INDIA: Can caste-based discrimination end without criminal justice reforms?

Discrimination based on caste practices, including untouchability, is a deep and unhealed wound in India’s collective conscience. Caste-based prejudices adversely affect an estimated 160 million Indians. Despite a constitutional injunction and legislations that seeks to prohibit caste-based discrimination, the practice continues in India. Most tribal communities in the country also face discrimination that has its roots in caste-based intolerances.

Left with neither access to redress, nor the capacity to seek and obtain the same, members of communities that have faced caste-based discrimination have often resorted to religious conversion. The hope was this would help cover-up the stigmatised identity privileged caste members had stamped upon those from less privileged ones. However, religious conversion of members from less privileged castes, mostly into different sects of Christianity, Islam, and Buddhism, only landed the new converts as Dalit/Tribal Christians, Muslims, and Buddhists. Stigmatization, therefore, did not evaporate, and in fact continues to persist.

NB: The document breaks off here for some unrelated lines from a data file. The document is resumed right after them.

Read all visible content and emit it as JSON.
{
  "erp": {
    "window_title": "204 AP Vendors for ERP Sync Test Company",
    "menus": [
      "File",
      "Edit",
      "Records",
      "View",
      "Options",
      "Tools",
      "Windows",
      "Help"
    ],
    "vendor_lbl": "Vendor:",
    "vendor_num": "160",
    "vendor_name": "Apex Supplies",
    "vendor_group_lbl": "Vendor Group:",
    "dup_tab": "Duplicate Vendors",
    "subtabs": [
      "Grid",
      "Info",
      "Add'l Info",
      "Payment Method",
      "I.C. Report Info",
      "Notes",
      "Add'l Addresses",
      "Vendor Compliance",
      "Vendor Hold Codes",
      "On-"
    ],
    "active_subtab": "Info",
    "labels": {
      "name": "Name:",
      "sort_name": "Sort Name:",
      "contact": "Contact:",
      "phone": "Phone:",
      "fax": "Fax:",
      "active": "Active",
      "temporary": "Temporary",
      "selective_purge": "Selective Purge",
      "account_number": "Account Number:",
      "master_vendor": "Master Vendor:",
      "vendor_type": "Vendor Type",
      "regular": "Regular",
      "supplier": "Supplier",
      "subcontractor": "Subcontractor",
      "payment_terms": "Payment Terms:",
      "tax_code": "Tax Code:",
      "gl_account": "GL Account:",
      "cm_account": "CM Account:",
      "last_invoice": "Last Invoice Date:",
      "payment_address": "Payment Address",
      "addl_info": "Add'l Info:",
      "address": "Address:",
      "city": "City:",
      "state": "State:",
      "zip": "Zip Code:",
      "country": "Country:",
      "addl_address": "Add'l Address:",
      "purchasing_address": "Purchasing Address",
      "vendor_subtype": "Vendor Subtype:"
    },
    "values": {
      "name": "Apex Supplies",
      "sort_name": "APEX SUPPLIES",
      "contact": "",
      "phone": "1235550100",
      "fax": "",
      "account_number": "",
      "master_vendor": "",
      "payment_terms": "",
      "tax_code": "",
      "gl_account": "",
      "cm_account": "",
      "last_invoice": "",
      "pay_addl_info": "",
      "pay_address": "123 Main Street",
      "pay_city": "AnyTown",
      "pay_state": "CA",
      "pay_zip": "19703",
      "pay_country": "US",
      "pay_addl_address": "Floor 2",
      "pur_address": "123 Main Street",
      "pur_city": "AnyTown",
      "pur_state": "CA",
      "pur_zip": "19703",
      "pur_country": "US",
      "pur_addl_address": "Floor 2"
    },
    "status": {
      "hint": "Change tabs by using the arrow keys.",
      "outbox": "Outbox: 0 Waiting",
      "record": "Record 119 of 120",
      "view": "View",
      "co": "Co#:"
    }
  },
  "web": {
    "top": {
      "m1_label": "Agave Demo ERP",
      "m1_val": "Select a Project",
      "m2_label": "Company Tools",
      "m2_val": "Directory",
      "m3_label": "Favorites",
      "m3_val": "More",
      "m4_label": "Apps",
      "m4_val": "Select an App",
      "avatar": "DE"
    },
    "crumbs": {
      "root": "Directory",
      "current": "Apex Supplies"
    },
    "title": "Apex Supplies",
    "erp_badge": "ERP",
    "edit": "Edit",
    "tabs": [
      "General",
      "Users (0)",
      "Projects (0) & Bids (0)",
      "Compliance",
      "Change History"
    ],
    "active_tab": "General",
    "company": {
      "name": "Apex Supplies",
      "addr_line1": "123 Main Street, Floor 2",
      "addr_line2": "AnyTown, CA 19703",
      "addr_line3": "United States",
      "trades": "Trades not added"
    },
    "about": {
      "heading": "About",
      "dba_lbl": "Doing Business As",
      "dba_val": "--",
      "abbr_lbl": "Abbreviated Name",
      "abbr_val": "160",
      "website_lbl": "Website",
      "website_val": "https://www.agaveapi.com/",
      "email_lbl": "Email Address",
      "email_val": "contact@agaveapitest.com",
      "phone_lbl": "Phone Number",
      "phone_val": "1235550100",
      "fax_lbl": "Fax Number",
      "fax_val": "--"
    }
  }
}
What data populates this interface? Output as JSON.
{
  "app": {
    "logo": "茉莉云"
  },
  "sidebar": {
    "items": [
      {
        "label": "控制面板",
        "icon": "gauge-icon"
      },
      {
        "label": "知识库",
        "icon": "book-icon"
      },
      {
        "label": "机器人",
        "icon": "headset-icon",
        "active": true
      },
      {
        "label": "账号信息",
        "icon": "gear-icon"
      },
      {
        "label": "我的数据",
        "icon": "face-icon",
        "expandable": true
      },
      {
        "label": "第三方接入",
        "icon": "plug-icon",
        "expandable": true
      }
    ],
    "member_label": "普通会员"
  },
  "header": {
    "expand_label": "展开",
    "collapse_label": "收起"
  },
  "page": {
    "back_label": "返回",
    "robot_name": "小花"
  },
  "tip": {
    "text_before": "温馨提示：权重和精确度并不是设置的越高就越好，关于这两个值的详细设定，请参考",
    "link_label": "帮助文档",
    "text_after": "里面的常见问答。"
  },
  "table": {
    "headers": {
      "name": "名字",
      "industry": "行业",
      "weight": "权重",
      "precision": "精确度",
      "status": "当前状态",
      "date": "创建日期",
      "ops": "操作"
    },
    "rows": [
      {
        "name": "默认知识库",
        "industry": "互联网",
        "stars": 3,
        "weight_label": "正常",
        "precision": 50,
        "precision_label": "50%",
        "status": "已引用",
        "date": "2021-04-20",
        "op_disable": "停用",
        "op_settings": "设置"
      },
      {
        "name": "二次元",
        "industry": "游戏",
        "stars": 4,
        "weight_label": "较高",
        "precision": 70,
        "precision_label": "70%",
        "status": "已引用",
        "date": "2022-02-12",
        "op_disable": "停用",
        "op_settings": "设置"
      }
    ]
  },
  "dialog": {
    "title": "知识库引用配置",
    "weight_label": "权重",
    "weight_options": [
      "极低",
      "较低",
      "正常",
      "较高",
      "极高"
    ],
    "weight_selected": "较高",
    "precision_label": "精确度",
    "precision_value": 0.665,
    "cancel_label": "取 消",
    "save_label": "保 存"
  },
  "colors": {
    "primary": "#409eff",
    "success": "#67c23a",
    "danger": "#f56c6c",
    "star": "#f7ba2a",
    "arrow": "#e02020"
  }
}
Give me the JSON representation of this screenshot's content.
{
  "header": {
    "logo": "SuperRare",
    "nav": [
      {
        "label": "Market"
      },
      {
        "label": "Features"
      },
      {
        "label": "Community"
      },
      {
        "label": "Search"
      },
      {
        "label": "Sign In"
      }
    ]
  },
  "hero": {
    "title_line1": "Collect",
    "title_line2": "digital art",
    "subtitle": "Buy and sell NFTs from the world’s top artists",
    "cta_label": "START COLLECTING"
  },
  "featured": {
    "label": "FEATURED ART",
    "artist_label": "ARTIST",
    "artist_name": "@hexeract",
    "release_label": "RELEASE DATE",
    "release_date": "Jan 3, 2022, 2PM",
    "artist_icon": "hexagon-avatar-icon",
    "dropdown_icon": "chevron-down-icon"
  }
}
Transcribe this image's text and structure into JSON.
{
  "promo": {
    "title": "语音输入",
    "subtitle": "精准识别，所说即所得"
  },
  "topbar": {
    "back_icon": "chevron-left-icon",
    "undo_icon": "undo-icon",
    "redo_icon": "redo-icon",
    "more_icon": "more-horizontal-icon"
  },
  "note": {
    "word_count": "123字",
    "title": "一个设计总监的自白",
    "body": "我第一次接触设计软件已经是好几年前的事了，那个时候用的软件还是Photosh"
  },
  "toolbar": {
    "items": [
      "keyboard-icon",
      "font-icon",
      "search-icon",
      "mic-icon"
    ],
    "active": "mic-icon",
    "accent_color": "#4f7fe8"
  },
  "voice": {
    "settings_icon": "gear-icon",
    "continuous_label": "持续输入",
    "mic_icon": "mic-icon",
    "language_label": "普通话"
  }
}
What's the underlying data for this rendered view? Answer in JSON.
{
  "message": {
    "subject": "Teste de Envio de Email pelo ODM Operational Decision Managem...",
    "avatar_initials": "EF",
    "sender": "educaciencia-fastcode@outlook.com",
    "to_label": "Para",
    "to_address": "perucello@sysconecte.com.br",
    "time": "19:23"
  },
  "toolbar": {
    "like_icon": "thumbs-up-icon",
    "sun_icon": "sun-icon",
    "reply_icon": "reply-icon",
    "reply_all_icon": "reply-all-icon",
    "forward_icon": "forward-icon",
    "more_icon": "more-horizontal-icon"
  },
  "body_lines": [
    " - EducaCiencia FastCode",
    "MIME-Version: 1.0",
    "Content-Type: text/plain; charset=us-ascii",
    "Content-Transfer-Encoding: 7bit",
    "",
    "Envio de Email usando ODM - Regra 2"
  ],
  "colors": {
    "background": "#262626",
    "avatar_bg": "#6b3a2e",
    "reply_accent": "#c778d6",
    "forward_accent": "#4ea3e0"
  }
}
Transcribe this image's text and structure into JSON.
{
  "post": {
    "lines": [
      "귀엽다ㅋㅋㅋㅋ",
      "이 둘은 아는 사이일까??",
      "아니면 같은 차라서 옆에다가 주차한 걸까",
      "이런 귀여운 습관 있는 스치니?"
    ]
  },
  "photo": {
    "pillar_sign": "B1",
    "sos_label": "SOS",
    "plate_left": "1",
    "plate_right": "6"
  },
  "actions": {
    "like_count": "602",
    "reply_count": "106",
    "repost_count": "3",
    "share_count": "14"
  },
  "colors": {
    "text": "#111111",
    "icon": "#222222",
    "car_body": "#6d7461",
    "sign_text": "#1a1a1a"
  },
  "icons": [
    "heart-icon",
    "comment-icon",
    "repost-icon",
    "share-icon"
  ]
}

Life with dignity and freedom is a foundational guarantee in the Indian Constitution. The Scheduled Castes and Scheduled Tribes (Prevention of Atrocities) Act, 1989, is an enforcement mechanism capable of breathing life into this constitutional guarantee. The law, often referred to as the SC/ST Act, criminalised caste-based discrimination with severe punishments.

However, despite good intentions, the law has failed. And, the central reason for the failure of the law is the incapacity of the Indian police to undertake crime investigation. Around 70% of cases tried for offenses punishable under this law have resulted in an acquittal.

The Union Ministry for Social Justice and Empowerment admits that the conviction rate in cases of caste-based discrimination hovers around 27-30% and is on a declining curve – though the number of cases registered have remained more or less the same every year since 2007, i.e. at around 30,000 cases per year. The Ministry also admits that an estimated 85% of complaints are still pending investigation or trial.

Caste-based prejudice and its practice is a social evil, rooted in religion. Ending such prejudice is impossible without addressing problems in the mechanism mandated to enforce the law. It is simple logic, similar to that of a farmer who turns his attention to the water pump that keeps failing to deliver water to his fields. India’s civil rights movement and “socially conscious” media have, however, entirely missed this central logic. And, the Indian state has also conveniently overlooked this aspect.

Education, sensitisation, reporting of cases, and organising rallies and protests against caste prejudice are important. But far less lobby work has been undertaken to expose the incapacity of the criminal justice machinery to curb this social evil.

For a 3,000-year-old evil practice like caste-based discrimination to end, the country’s civil society needs to target the state agencies that have failed to enforce the law.

Unless this happens, caste-based discrimination in India will not end.

Document Type : Statement
Document ID : AHRC-STM-048-2015
Countries : India,
Issues : Caste-based discrimination, Corruption, Institutional reform, Right to life, Rule of law,